===== Data supplied =====

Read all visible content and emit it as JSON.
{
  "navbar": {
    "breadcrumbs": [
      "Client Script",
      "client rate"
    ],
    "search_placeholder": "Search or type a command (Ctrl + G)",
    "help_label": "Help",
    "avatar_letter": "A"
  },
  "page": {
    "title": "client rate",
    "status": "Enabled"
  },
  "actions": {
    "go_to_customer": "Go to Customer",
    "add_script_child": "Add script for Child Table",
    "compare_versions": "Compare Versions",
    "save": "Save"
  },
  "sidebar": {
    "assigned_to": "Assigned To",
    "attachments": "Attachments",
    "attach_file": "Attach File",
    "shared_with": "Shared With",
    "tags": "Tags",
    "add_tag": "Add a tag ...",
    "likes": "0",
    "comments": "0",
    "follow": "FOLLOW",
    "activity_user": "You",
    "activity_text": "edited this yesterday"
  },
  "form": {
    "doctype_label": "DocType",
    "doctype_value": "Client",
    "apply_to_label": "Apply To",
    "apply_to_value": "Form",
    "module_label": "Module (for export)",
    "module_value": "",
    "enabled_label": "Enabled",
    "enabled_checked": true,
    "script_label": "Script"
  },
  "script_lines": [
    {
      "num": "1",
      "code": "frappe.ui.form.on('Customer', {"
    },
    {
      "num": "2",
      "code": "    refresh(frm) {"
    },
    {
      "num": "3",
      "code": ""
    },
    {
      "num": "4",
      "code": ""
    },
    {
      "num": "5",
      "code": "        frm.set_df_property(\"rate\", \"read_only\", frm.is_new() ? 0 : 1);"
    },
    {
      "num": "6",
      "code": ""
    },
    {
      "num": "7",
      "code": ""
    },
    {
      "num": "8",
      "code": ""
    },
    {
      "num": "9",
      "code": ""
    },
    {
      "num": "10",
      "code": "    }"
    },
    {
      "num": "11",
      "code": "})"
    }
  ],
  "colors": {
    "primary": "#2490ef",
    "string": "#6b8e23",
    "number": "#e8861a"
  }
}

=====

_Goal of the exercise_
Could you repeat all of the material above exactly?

_Response area_
Read all visible content and emit it as JSON.
{
  "navbar": {
    "breadcrumbs": [
      "Client Script",
      "client rate"
    ],
    "search_placeholder": "Search or type a command (Ctrl + G)",
    "help_label": "Help",
    "avatar_letter": "A"
  },
  "page": {
    "title": "client rate",
    "status": "Enabled"
  },
  "actions": {
    "go_to_customer": "Go to Customer",
    "add_script_child": "Add script for Child Table",
    "compare_versions": "Compare Versions",
    "save": "Save"
  },
  "sidebar": {
    "assigned_to": "Assigned To",
    "attachments": "Attachments",
    "attach_file": "Attach File",
    "shared_with": "Shared With",
    "tags": "Tags",
    "add_tag": "Add a tag ...",
    "likes": "0",
    "comments": "0",
    "follow": "FOLLOW",
    "activity_user": "You",
    "activity_text": "edited this yesterday"
  },
  "form": {
    "doctype_label": "DocType",
    "doctype_value": "Client",
    "apply_to_label": "Apply To",
    "apply_to_value": "Form",
    "module_label": "Module (for export)",
    "module_value": "",
    "enabled_label": "Enabled",
    "enabled_checked": true,
    "script_label": "Script"
  },
  "script_lines": [
    {
      "num": "1",
      "code": "frappe.ui.form.on('Customer', {"
    },
    {
      "num": "2",
      "code": "    refresh(frm) {"
    },
    {
      "num": "3",
      "code": ""
    },
    {
      "num": "4",
      "code": ""
    },
    {
      "num": "5",
      "code": "        frm.set_df_property(\"rate\", \"read_only\", frm.is_new() ? 0 : 1);"
    },
    {
      "num": "6",
      "code": ""
    },
    {
      "num": "7",
      "code": ""
    },
    {
      "num": "8",
      "code": ""
    },
    {
      "num": "9",
      "code": ""
    },
    {
      "num": "10",
      "code": "    }"
    },
    {
      "num": "11",
      "code": "})"
    }
  ],
  "colors": {
    "primary": "#2490ef",
    "string": "#6b8e23",
    "number": "#e8861a"
  }
}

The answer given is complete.